The only real threat on the regulatory landscape is FATCA in the US. If that is not significantly changed, it will have a massive impact on international investing by drawing a dividing line between US-domiciled investors and the rest. Given the more pessimistic growth outlook in the US, a change here is likely.
The same deteriorating economic outlook means that we may have some moderation of the prospective capital requirement regime in the UK. In general, though, I’m not kept awake by regulatory reform; I think there will be moderation.
For us the Volcker rule is not a big issue, either; we’ve just started our second infrastructure fund and we will put in $60m rather than the $100m we would have allocated before the change; this isn’t a big problem for us.
When it comes to emerging markets, the way you interact with the regulator has to be very different
But in developing markets it’s much more about keeping the regulator informed so that they understand what you’re doing and there are no surprises – it’s more of a mutual education. It’s also very personalised; you need to work hard to build a relationship with those running the regulatory bodies because the regulation is often heavily influenced by these individuals.

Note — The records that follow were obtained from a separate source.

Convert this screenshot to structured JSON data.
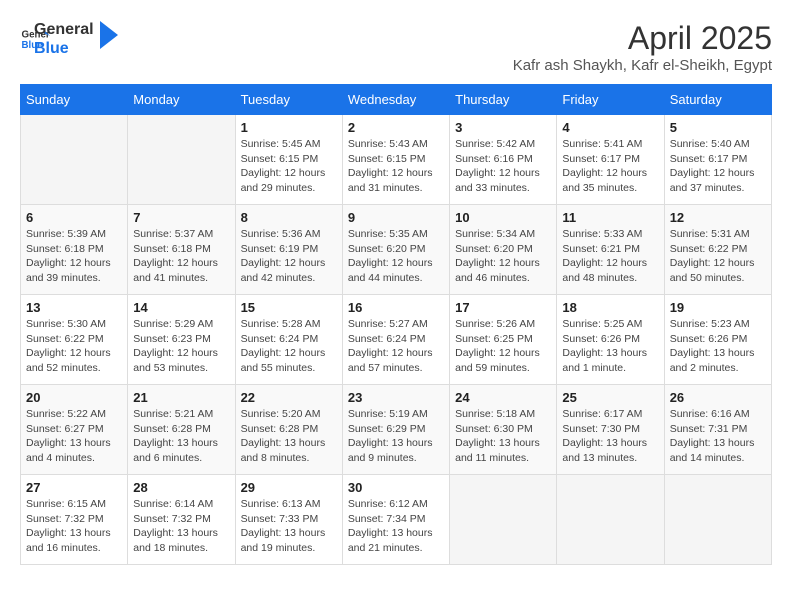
{
  "header": {
    "logo_line1": "General",
    "logo_line2": "Blue",
    "title": "April 2025",
    "subtitle": "Kafr ash Shaykh, Kafr el-Sheikh, Egypt"
  },
  "weekdays": [
    "Sunday",
    "Monday",
    "Tuesday",
    "Wednesday",
    "Thursday",
    "Friday",
    "Saturday"
  ],
  "weeks": [
    [
      {
        "day": "",
        "info": ""
      },
      {
        "day": "",
        "info": ""
      },
      {
        "day": "1",
        "info": "Sunrise: 5:45 AM\nSunset: 6:15 PM\nDaylight: 12 hours\nand 29 minutes."
      },
      {
        "day": "2",
        "info": "Sunrise: 5:43 AM\nSunset: 6:15 PM\nDaylight: 12 hours\nand 31 minutes."
      },
      {
        "day": "3",
        "info": "Sunrise: 5:42 AM\nSunset: 6:16 PM\nDaylight: 12 hours\nand 33 minutes."
      },
      {
        "day": "4",
        "info": "Sunrise: 5:41 AM\nSunset: 6:17 PM\nDaylight: 12 hours\nand 35 minutes."
      },
      {
        "day": "5",
        "info": "Sunrise: 5:40 AM\nSunset: 6:17 PM\nDaylight: 12 hours\nand 37 minutes."
      }
    ],
    [
      {
        "day": "6",
        "info": "Sunrise: 5:39 AM\nSunset: 6:18 PM\nDaylight: 12 hours\nand 39 minutes."
      },
      {
        "day": "7",
        "info": "Sunrise: 5:37 AM\nSunset: 6:18 PM\nDaylight: 12 hours\nand 41 minutes."
      },
      {
        "day": "8",
        "info": "Sunrise: 5:36 AM\nSunset: 6:19 PM\nDaylight: 12 hours\nand 42 minutes."
      },
      {
        "day": "9",
        "info": "Sunrise: 5:35 AM\nSunset: 6:20 PM\nDaylight: 12 hours\nand 44 minutes."
      },
      {
        "day": "10",
        "info": "Sunrise: 5:34 AM\nSunset: 6:20 PM\nDaylight: 12 hours\nand 46 minutes."
      },
      {
        "day": "11",
        "info": "Sunrise: 5:33 AM\nSunset: 6:21 PM\nDaylight: 12 hours\nand 48 minutes."
      },
      {
        "day": "12",
        "info": "Sunrise: 5:31 AM\nSunset: 6:22 PM\nDaylight: 12 hours\nand 50 minutes."
      }
    ],
    [
      {
        "day": "13",
        "info": "Sunrise: 5:30 AM\nSunset: 6:22 PM\nDaylight: 12 hours\nand 52 minutes."
      },
      {
        "day": "14",
        "info": "Sunrise: 5:29 AM\nSunset: 6:23 PM\nDaylight: 12 hours\nand 53 minutes."
      },
      {
        "day": "15",
        "info": "Sunrise: 5:28 AM\nSunset: 6:24 PM\nDaylight: 12 hours\nand 55 minutes."
      },
      {
        "day": "16",
        "info": "Sunrise: 5:27 AM\nSunset: 6:24 PM\nDaylight: 12 hours\nand 57 minutes."
      },
      {
        "day": "17",
        "info": "Sunrise: 5:26 AM\nSunset: 6:25 PM\nDaylight: 12 hours\nand 59 minutes."
      },
      {
        "day": "18",
        "info": "Sunrise: 5:25 AM\nSunset: 6:26 PM\nDaylight: 13 hours\nand 1 minute."
      },
      {
        "day": "19",
        "info": "Sunrise: 5:23 AM\nSunset: 6:26 PM\nDaylight: 13 hours\nand 2 minutes."
      }
    ],
    [
      {
        "day": "20",
        "info": "Sunrise: 5:22 AM\nSunset: 6:27 PM\nDaylight: 13 hours\nand 4 minutes."
      },
      {
        "day": "21",
        "info": "Sunrise: 5:21 AM\nSunset: 6:28 PM\nDaylight: 13 hours\nand 6 minutes."
      },
      {
        "day": "22",
        "info": "Sunrise: 5:20 AM\nSunset: 6:28 PM\nDaylight: 13 hours\nand 8 minutes."
      },
      {
        "day": "23",
        "info": "Sunrise: 5:19 AM\nSunset: 6:29 PM\nDaylight: 13 hours\nand 9 minutes."
      },
      {
        "day": "24",
        "info": "Sunrise: 5:18 AM\nSunset: 6:30 PM\nDaylight: 13 hours\nand 11 minutes."
      },
      {
        "day": "25",
        "info": "Sunrise: 6:17 AM\nSunset: 7:30 PM\nDaylight: 13 hours\nand 13 minutes."
      },
      {
        "day": "26",
        "info": "Sunrise: 6:16 AM\nSunset: 7:31 PM\nDaylight: 13 hours\nand 14 minutes."
      }
    ],
    [
      {
        "day": "27",
        "info": "Sunrise: 6:15 AM\nSunset: 7:32 PM\nDaylight: 13 hours\nand 16 minutes."
      },
      {
        "day": "28",
        "info": "Sunrise: 6:14 AM\nSunset: 7:32 PM\nDaylight: 13 hours\nand 18 minutes."
      },
      {
        "day": "29",
        "info": "Sunrise: 6:13 AM\nSunset: 7:33 PM\nDaylight: 13 hours\nand 19 minutes."
      },
      {
        "day": "30",
        "info": "Sunrise: 6:12 AM\nSunset: 7:34 PM\nDaylight: 13 hours\nand 21 minutes."
      },
      {
        "day": "",
        "info": ""
      },
      {
        "day": "",
        "info": ""
      },
      {
        "day": "",
        "info": ""
      }
    ]
  ]
}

I think we can expect to see continued growth in ETFs. As large numbers of people retire, they will want to manage their own money more. They know that much of it comes down to asset allocation; they’ll lock a certain amount of their assets up in ETFs. It’s true that as a convenient means of managing both strategic and tactical asset allocation, passive managers took a knock during the crisis because high volatility increased their trading fees
But it’s been especially hard for active managers: especially in the US, the growth of high frequency and momentum trading has made it hard for value managers to outperform. I think there is still a long way for the share of passive funds and ETFs as a proportion of total assets under management in the industry to grow – intuitively it feels like 40% or so might be a stable share of the market.